It is worth noting that the tremendous human costs of the war in Iraq would have been much greater, were it not for breakthroughs in combat medicine deployed for the first time on a broad scale in Iraq.
I was able to speak to Wahl recently for a rare interview, to shed some light on a life with more twists and turns than any movie script, as well as the charitable causes that are spurring him back into the public eye.
This is an interview with Ann Richardson, who works with wounded, ill, and injured United States Marines. She travels extensively as an instructor for Special Warfare working with both able-bodied and injured men and women.
In February, we're told that our minds should revolve around foil-wrapped chocolates, bouquets of flowers and celebrating how much our loved ones mean to us. But we should also remember the military women struggling to return to their civilian lives as mothers, wives and friends.
Having the world's biggest retailer take on one of the biggest challenges facing veterans and their families -- unemployment -- will undoubtedly help end this national crisis. Hiring 100,000 over five years: It's a big bold initiative from an iconic American brand.
Meet Max. He disclosed that he had a disability and asked his employer to leave work for an hour a week so that he could receive his medication that could only be administered by a professional. He was promptly fired. For a variety of reasons, situations like Max's happen all the time.
For the last decade, we've seen tens of thousand of soldiers return home with injuries, many of whom had serious brain or spinal damage. But these numbers only account for the wounds we can see -- and it's the damage outside our field of vision that's sometimes the most lethal.
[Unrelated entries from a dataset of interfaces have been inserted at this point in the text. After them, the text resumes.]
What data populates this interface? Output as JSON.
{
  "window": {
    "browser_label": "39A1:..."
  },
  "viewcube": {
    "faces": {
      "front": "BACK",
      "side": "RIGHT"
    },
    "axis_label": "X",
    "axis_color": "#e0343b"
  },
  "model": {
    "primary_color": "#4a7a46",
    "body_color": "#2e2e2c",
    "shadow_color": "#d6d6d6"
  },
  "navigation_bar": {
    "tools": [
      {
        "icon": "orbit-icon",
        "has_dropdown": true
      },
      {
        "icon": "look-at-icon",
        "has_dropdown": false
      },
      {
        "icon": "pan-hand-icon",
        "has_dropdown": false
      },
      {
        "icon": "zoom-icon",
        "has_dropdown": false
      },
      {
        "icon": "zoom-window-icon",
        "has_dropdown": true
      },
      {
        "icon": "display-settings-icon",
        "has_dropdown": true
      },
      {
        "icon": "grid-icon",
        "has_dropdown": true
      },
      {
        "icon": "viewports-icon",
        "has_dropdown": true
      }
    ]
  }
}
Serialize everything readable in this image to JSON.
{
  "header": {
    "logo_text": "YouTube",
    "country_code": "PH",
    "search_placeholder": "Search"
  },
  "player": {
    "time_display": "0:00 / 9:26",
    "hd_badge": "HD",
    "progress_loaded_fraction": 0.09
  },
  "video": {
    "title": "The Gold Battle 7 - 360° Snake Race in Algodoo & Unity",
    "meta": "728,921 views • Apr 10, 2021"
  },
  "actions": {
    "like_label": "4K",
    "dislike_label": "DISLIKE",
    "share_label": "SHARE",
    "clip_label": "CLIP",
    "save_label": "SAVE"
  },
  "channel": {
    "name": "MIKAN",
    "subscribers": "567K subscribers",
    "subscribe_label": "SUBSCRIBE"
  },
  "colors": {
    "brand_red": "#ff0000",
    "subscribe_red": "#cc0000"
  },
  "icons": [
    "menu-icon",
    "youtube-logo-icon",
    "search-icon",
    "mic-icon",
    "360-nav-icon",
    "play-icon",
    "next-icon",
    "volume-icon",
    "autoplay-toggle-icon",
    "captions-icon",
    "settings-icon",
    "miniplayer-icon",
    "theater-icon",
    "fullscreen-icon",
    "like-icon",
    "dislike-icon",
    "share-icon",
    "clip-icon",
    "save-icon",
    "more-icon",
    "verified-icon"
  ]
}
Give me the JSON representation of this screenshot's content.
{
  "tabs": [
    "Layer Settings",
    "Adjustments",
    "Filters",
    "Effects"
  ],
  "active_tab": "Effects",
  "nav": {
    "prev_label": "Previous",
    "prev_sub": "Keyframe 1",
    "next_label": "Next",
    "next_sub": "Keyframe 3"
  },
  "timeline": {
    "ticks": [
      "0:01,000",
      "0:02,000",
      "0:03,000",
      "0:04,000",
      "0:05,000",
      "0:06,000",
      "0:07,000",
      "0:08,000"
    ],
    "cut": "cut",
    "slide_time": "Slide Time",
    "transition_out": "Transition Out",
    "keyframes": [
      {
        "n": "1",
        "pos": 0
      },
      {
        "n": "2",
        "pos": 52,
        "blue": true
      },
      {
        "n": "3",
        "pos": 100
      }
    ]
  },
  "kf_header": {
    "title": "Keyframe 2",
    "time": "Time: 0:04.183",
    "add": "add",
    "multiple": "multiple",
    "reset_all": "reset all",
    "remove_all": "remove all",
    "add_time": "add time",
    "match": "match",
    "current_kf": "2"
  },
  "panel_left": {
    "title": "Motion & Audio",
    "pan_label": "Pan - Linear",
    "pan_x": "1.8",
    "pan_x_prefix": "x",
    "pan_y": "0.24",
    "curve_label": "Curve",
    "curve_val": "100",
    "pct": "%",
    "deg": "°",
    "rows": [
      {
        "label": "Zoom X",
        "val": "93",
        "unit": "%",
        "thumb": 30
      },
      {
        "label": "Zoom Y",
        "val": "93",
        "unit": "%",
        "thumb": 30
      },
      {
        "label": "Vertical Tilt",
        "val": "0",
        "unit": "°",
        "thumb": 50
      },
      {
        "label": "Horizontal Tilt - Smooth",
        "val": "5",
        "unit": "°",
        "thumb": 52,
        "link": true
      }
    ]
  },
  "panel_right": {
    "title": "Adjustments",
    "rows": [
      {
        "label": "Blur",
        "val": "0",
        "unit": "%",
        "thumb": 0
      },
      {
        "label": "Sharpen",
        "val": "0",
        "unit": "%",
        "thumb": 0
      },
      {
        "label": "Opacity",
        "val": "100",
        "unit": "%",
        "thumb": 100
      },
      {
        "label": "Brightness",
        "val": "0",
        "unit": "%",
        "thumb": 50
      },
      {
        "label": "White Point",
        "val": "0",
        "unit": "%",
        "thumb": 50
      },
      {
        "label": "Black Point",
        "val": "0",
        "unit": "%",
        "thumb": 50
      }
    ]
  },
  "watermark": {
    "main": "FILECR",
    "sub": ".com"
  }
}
What did you do for Christmas? I'll tell you what I did: I danced in a bear club with a man in a wheelchair!